West Bengal is a state in the eastern region of India along the Bay of Bengal. With over 91 million inhabitants, it is the fourteenth-largest state by area in India. Covering an area of 88,752 km2. Part of the Bengal region of the Indian subcontinent, it borders Bangladesh in the east, and Nepal and Bhutan in the north. It also borders the Indian states of Odisha, Jharkhand, Bihar, Sikkim and Assam. West Bengal includes the Darjeeling Himalayan hill region, the Ganges delta, the Rarh region and the coastal Sundarbans.

The 'India State of Forest Report 2017', recorded forest area in the state is 16,847 km2, while in 2013, forest area was 16,805 km2, which was 18.93% of the state's geographical area, compared to the then national average of 21.23%. Reserves and protected and unclassed forests constitute 59.4%, 31.8% and 8.9%, respectively, of forested areas, as of 2009. Part of the world's largest mangrove forest, the Sundarbans in southern West Bengal.

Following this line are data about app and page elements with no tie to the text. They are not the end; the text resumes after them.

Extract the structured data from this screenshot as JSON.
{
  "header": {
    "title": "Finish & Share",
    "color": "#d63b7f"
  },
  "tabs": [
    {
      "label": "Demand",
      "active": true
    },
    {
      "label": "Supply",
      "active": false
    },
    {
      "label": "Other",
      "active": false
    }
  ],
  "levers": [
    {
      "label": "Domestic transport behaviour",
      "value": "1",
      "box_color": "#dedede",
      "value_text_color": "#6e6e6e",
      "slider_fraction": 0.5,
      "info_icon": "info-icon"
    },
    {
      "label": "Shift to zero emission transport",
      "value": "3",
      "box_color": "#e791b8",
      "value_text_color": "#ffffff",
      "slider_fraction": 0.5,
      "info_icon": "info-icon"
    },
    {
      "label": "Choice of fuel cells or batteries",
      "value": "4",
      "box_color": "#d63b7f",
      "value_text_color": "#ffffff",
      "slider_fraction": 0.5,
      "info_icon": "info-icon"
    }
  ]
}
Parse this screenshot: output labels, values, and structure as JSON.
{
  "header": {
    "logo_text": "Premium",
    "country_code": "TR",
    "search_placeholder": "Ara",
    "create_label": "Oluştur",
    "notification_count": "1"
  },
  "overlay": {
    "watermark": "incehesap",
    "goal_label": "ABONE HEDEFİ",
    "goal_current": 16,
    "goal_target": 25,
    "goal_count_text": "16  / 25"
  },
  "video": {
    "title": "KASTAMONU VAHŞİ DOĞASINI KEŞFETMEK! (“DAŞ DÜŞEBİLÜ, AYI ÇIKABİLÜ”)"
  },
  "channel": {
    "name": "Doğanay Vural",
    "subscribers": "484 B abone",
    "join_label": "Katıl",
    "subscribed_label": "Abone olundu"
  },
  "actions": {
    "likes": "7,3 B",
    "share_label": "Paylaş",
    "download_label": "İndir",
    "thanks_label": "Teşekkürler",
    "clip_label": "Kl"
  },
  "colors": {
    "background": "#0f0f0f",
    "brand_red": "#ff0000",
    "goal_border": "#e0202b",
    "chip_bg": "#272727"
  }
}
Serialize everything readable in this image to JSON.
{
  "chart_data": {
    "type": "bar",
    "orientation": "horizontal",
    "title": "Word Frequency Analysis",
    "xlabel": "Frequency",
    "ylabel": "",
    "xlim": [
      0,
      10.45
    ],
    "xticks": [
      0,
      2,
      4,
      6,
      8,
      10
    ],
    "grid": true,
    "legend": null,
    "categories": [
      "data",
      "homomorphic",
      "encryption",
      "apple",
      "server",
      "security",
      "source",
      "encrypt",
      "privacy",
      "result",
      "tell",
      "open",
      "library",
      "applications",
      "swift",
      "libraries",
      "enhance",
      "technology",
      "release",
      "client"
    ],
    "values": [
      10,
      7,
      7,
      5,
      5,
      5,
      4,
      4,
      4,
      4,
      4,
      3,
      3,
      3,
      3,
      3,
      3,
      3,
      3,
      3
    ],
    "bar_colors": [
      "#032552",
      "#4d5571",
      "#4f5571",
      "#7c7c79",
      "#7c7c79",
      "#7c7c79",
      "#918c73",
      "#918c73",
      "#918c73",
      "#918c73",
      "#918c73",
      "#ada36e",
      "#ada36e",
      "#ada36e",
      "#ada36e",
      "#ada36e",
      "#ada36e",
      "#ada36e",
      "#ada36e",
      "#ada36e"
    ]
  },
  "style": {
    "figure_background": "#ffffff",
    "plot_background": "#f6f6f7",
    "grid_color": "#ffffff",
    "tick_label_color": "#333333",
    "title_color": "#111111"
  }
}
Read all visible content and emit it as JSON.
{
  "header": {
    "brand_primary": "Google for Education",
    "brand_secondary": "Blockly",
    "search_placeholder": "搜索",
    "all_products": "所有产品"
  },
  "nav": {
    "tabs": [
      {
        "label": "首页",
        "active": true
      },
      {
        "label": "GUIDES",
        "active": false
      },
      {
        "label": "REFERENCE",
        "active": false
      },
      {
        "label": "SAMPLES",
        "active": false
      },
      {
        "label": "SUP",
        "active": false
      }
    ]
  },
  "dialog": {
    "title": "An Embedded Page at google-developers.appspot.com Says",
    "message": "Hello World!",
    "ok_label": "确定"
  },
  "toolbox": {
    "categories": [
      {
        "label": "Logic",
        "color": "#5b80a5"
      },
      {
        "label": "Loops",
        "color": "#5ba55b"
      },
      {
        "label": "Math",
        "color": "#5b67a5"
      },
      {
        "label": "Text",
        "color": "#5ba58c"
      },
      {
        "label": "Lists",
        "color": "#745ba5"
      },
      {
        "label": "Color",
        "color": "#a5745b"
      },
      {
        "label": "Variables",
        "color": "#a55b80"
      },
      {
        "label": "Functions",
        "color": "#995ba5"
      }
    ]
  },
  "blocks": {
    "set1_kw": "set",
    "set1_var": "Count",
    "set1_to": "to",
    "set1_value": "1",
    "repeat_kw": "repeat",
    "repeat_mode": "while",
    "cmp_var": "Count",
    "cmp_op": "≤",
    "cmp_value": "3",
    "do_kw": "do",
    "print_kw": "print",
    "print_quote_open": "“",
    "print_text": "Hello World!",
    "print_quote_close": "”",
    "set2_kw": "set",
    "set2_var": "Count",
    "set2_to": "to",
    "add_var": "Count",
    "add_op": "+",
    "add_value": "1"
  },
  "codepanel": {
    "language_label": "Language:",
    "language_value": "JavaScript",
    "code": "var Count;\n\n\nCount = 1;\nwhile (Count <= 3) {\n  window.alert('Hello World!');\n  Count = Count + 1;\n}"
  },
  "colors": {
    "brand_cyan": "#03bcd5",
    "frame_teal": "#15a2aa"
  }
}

From a phytogeographic viewpoint, the southern part of West Bengal can be divided into two regions: the Gangetic plain and the littoral mangrove forests of the Sundarbans. The alluvial soil of the Gangetic plain, combined with favourable rainfall, makes this region especially fertile. Much of the vegetation of the western part of the state has similar species composition with the plants of the Chota Nagpur plateau in the adjoining state of Jharkhand. The predominant commercial tree species is Shorea robusta, commonly known as the sal tree. The coastal region of Purba Medinipur exhibits coastal vegetation; the predominant tree is the Casuarina. A notable tree from the Sundarbans is the ubiquitous sundari, from which the forest gets its name.

The distribution of vegetation in northern West Bengal is dictated by elevation and precipitation. For example, the foothills of the Himalayas, the Dooars, are densely wooded with sal and other tropical evergreen trees. Above an elevation of 1,000 metres, the forest becomes predominantly subtropical. In Darjeeling, which is above 1,500 metres, temperate forest trees like oaks, conifers and rhododendrons predominate.

3.26% of the geographical area of West Bengal is protected land, comprising fifteen wildlife sanctuaries and five national parks—Sundarbans National Park, Buxa Tiger Reserve, Gorumara National Park, Neora Valley National Park and Singalila National Park. Extant wildlife includes Indian rhinoceros, Indian elephant, deer, leopard, gaur, tiger and crocodiles, as well as many bird species. Migratory birds come to the state during the winter. The high-altitude forests of Singalila National Park shelter barking deer, red panda, chinkara, takin, serow, pangolin, minivet and kalij pheasants. The Sundarbans are noted for a reserve project devoted to conserving the endangered Bengal tiger, although the forest hosts many other endangered species such as the Gangetic dolphin, river terrapin and estuarine crocodile. The mangrove forest also acts as a natural fish nursery, supporting coastal fishes along the Bay of Bengal. Recognising its special conservation value, the Sundarbans area has been declared a Biosphere Reserve.